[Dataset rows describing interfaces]
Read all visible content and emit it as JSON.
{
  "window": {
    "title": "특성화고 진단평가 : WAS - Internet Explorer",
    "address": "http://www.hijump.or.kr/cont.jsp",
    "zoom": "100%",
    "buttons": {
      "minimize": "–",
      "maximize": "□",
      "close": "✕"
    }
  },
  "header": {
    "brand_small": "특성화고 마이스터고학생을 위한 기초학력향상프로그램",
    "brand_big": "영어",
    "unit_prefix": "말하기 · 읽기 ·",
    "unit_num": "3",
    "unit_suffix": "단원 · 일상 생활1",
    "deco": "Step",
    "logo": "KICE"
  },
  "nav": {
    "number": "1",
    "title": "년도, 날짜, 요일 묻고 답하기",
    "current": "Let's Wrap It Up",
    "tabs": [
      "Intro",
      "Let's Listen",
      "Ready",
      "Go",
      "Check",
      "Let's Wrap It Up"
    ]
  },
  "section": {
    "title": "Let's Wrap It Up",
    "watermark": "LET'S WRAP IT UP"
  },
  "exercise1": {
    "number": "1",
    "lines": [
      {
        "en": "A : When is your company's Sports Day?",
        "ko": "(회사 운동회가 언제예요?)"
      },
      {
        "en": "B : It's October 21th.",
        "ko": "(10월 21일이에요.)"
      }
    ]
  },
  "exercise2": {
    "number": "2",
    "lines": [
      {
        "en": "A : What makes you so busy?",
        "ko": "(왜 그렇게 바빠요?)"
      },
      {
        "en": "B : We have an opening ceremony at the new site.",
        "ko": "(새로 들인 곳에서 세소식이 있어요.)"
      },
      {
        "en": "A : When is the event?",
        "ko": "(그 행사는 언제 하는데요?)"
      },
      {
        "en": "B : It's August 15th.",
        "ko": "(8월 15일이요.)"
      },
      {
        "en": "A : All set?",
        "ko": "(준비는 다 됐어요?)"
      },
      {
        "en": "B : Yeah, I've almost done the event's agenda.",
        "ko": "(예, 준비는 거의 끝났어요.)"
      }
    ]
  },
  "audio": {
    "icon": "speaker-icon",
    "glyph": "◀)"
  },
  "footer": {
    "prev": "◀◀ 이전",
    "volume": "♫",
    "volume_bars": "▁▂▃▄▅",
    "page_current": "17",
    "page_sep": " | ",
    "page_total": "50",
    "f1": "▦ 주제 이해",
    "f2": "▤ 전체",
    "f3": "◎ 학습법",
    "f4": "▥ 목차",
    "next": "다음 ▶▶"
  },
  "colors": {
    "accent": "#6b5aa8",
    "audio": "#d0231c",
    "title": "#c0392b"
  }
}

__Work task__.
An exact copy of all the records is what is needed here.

__Reply to the exercise__.
Read all visible content and emit it as JSON.
{
  "window": {
    "title": "특성화고 진단평가 : WAS - Internet Explorer",
    "address": "http://www.hijump.or.kr/cont.jsp",
    "zoom": "100%",
    "buttons": {
      "minimize": "–",
      "maximize": "□",
      "close": "✕"
    }
  },
  "header": {
    "brand_small": "특성화고 마이스터고학생을 위한 기초학력향상프로그램",
    "brand_big": "영어",
    "unit_prefix": "말하기 · 읽기 ·",
    "unit_num": "3",
    "unit_suffix": "단원 · 일상 생활1",
    "deco": "Step",
    "logo": "KICE"
  },
  "nav": {
    "number": "1",
    "title": "년도, 날짜, 요일 묻고 답하기",
    "current": "Let's Wrap It Up",
    "tabs": [
      "Intro",
      "Let's Listen",
      "Ready",
      "Go",
      "Check",
      "Let's Wrap It Up"
    ]
  },
  "section": {
    "title": "Let's Wrap It Up",
    "watermark": "LET'S WRAP IT UP"
  },
  "exercise1": {
    "number": "1",
    "lines": [
      {
        "en": "A : When is your company's Sports Day?",
        "ko": "(회사 운동회가 언제예요?)"
      },
      {
        "en": "B : It's October 21th.",
        "ko": "(10월 21일이에요.)"
      }
    ]
  },
  "exercise2": {
    "number": "2",
    "lines": [
      {
        "en": "A : What makes you so busy?",
        "ko": "(왜 그렇게 바빠요?)"
      },
      {
        "en": "B : We have an opening ceremony at the new site.",
        "ko": "(새로 들인 곳에서 세소식이 있어요.)"
      },
      {
        "en": "A : When is the event?",
        "ko": "(그 행사는 언제 하는데요?)"
      },
      {
        "en": "B : It's August 15th.",
        "ko": "(8월 15일이요.)"
      },
      {
        "en": "A : All set?",
        "ko": "(준비는 다 됐어요?)"
      },
      {
        "en": "B : Yeah, I've almost done the event's agenda.",
        "ko": "(예, 준비는 거의 끝났어요.)"
      }
    ]
  },
  "audio": {
    "icon": "speaker-icon",
    "glyph": "◀)"
  },
  "footer": {
    "prev": "◀◀ 이전",
    "volume": "♫",
    "volume_bars": "▁▂▃▄▅",
    "page_current": "17",
    "page_sep": " | ",
    "page_total": "50",
    "f1": "▦ 주제 이해",
    "f2": "▤ 전체",
    "f3": "◎ 학습법",
    "f4": "▥ 목차",
    "next": "다음 ▶▶"
  },
  "colors": {
    "accent": "#6b5aa8",
    "audio": "#d0231c",
    "title": "#c0392b"
  }
}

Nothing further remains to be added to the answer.